Investec, South Africa’s fifth-largest bank, posted a near 6% rise in its half-year operating profit on Thursday, helped by growth in the asset management business.
The investment bank and asset manager said the regulatory environment remained challenging, but activity levels were starting to improve.
Investec, which operates in South Africa, Britain and Australia, has attempted to counter the grim outlook for lending and investment banking by building up its asset management business.
It took over British wealth manager Rensburg Sheppards in June and its chief executive said in September he might consider buying a similar business in Australia.
“We will continue to grow organically unless something comes along that is reasonably priced and that will fit with the strategy of the executives that run the asset management business,” managing director Bernard Kantor said.
Analysts said the results showed Investec’s strategy of building up its wealth management business was paying off.

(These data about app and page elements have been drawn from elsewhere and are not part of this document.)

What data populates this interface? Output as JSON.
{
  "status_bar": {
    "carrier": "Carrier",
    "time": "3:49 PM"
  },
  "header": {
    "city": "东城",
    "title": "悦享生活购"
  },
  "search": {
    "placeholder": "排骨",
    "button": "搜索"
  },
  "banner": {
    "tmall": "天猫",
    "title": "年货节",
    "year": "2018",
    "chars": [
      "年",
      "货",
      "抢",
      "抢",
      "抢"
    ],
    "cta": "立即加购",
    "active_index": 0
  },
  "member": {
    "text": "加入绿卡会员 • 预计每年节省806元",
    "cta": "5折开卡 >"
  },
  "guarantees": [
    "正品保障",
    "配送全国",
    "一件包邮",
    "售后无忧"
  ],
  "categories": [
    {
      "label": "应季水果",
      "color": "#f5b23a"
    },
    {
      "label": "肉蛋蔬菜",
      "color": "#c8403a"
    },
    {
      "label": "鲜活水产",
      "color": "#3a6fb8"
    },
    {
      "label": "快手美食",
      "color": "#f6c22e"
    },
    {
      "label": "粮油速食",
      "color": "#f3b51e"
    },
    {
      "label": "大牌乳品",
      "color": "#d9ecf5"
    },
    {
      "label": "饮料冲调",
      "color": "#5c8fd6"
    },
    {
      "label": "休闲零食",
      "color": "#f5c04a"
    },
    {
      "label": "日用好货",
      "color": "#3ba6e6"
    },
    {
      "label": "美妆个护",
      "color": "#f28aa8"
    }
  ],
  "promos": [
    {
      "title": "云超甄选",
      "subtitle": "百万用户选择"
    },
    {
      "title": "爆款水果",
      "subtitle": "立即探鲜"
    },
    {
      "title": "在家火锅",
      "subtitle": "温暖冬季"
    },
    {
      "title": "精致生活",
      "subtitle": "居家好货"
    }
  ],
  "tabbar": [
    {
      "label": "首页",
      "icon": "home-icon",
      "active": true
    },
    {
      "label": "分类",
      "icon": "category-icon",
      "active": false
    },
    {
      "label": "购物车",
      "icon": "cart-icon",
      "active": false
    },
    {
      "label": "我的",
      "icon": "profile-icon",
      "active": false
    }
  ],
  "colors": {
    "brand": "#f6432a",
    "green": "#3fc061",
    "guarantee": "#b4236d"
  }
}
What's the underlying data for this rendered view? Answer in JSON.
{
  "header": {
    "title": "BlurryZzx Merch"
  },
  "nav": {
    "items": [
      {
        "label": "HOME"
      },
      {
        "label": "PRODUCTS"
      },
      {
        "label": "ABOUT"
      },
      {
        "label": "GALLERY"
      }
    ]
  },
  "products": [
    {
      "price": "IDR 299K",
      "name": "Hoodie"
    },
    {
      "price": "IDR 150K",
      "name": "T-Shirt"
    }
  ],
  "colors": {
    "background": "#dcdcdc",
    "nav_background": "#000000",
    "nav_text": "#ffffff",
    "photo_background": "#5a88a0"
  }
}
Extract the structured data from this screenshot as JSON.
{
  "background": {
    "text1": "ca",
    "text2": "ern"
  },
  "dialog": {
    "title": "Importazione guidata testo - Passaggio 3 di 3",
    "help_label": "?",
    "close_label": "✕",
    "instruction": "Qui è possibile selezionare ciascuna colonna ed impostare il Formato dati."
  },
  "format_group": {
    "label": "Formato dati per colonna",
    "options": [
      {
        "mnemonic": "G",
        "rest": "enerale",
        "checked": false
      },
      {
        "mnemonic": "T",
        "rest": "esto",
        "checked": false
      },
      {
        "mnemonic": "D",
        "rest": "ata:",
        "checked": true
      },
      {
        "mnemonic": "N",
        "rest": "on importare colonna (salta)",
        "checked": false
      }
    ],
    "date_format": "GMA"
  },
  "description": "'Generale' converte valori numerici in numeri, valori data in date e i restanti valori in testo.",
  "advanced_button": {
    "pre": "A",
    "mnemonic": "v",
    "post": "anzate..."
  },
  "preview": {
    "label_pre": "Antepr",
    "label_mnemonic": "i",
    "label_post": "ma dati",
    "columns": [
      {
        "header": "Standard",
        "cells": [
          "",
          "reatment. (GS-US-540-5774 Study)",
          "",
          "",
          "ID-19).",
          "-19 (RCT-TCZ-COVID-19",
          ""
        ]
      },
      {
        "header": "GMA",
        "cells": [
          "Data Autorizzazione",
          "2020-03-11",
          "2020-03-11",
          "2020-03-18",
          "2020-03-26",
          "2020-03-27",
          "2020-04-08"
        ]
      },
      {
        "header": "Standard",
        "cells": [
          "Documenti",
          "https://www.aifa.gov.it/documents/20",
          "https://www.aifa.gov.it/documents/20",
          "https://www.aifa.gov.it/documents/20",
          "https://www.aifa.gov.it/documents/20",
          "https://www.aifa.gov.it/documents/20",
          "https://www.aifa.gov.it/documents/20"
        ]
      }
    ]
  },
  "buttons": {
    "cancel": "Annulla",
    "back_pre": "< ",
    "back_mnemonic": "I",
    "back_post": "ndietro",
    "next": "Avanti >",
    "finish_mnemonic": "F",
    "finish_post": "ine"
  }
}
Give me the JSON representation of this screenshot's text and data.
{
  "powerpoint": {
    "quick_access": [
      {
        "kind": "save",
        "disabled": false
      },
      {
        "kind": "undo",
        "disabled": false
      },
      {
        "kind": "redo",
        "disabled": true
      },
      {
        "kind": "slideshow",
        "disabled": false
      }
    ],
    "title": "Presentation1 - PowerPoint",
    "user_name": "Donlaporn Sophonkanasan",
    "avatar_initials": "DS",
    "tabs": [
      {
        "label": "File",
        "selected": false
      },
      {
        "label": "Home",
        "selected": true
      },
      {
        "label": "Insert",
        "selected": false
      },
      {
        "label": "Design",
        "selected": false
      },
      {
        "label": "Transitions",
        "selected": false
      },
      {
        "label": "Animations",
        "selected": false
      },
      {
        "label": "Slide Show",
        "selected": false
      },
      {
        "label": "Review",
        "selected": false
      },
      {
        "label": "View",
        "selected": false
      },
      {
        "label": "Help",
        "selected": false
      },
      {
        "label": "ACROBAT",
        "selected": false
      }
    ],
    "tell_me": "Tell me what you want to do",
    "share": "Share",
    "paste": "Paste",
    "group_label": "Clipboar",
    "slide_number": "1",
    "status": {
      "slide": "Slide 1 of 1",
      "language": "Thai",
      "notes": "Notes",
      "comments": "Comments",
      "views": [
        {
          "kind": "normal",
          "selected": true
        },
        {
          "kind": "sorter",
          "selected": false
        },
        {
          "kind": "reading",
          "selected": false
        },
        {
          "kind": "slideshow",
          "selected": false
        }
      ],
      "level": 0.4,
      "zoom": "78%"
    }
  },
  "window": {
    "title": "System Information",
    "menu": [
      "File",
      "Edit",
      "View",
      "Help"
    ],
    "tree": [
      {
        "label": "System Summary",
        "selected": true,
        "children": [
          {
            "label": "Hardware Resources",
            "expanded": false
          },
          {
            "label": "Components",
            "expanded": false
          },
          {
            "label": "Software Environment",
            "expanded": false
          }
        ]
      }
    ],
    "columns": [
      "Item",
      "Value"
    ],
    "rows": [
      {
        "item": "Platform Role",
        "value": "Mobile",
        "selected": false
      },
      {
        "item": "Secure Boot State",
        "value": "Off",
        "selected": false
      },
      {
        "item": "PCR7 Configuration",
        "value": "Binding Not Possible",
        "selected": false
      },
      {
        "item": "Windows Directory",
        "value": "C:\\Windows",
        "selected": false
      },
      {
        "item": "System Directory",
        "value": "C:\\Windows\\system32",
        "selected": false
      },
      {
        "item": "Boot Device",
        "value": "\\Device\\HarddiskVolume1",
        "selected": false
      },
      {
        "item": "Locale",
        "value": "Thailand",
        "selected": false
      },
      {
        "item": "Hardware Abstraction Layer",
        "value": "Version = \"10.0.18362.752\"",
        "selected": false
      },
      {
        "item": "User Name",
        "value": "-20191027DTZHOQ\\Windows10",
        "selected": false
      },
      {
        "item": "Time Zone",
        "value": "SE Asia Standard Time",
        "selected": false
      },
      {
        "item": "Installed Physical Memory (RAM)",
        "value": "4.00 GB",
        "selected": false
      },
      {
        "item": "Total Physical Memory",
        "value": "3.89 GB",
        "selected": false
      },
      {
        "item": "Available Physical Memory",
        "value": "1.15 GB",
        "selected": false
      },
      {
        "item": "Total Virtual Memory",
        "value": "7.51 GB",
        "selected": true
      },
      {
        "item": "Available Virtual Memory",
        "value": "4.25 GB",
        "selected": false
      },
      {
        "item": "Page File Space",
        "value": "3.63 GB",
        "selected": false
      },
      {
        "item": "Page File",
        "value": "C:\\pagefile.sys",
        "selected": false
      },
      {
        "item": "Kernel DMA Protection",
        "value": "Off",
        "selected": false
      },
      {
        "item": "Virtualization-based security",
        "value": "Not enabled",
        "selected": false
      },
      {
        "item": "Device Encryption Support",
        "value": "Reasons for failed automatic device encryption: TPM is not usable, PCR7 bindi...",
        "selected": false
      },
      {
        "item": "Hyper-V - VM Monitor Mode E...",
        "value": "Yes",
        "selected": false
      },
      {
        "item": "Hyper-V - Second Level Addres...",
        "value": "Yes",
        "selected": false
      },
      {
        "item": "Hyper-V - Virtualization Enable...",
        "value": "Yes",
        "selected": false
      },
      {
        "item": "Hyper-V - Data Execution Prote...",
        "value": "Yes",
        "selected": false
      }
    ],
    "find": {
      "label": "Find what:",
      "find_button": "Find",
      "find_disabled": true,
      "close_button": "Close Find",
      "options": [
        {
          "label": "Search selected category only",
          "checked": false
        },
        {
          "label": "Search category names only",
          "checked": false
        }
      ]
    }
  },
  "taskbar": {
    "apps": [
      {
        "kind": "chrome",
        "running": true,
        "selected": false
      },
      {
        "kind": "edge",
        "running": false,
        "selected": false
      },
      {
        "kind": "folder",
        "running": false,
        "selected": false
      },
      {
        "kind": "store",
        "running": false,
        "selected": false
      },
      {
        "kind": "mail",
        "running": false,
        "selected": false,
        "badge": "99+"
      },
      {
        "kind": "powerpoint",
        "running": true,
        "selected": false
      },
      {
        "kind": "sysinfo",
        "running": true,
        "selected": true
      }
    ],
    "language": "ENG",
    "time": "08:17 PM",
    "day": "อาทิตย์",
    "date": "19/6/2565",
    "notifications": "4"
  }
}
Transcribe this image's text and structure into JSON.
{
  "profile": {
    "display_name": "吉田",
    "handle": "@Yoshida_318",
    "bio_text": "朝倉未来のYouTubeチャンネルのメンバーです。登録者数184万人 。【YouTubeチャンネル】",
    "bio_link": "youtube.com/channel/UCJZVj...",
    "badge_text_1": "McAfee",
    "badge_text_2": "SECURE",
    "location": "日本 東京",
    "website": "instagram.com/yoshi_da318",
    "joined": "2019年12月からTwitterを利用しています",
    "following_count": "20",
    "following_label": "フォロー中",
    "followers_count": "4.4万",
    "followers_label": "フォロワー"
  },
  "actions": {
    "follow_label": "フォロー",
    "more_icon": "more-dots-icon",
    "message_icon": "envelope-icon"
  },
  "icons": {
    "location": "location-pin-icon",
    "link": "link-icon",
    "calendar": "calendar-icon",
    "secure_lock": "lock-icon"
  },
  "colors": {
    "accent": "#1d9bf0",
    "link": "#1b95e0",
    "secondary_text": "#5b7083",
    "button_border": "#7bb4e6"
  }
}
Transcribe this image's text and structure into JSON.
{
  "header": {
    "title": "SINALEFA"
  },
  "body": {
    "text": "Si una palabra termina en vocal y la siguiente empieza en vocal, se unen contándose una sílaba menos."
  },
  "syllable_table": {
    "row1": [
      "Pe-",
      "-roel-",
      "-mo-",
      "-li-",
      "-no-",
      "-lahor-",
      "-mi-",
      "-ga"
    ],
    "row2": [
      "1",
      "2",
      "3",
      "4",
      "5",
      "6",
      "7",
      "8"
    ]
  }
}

“In an environment where lending is going to be quite constrained for some time it’s probably a wise move to focus on expanding non-interest revenue,” Afrifocus Securities banking analyst Johann Scholtz said.
Investec, which is also listed in London, last month became the first bank since the credit crisis to return to the securitisation in the UK of non-standard mortgages, including some subprime loans, selling £128 million of securities backed by residential mortgages.
“As demand builds up from the business we will go to the market with another securitisation,” Kantor said.
The bank said operating profit totalled £228,15 million in the six months to end-September, up 5,6% from £215,9 million a year earlier, or up 34% excluding a 46 million-pound profit made in the same period last year on the repurchase of its debt.
“Our strategy of building income from less capital intensive, fee earning businesses has made good progress,” Kantor said in the results statement.
“Looking ahead there are, of course, reasons for caution but we are encouraged by the overall levels of activity we see in our businesses.”
Investec said in September it expected a “marginally higher” group operating profit, citing sluggish demand for credit and a slow recovery in bad debts.
The bank said net interest income totalled £321,17 million, compared with £297,36 million a year earlier.
Bad debt charges totalled £122,85 million, compared with £134,29 million a year earlier.
Asked about Investec’s exposure to Ireland’s debt woes, Kantor said the group was fully covered in terms of its impairments and provisions.
“Our Irish exposure is exactly £270 million, which is 1,6% of our total book, and we have impaired about £160 million pounds to £170 million and provided £86 million,” he said.
Shares in Investec were up 0,4% at 59,14 rand in Johannesburg by 0935 GMT, when Johannesburg’s Top-40 index was up 1%. At the same time the London-listed shares were up 1,4% at 507 pence.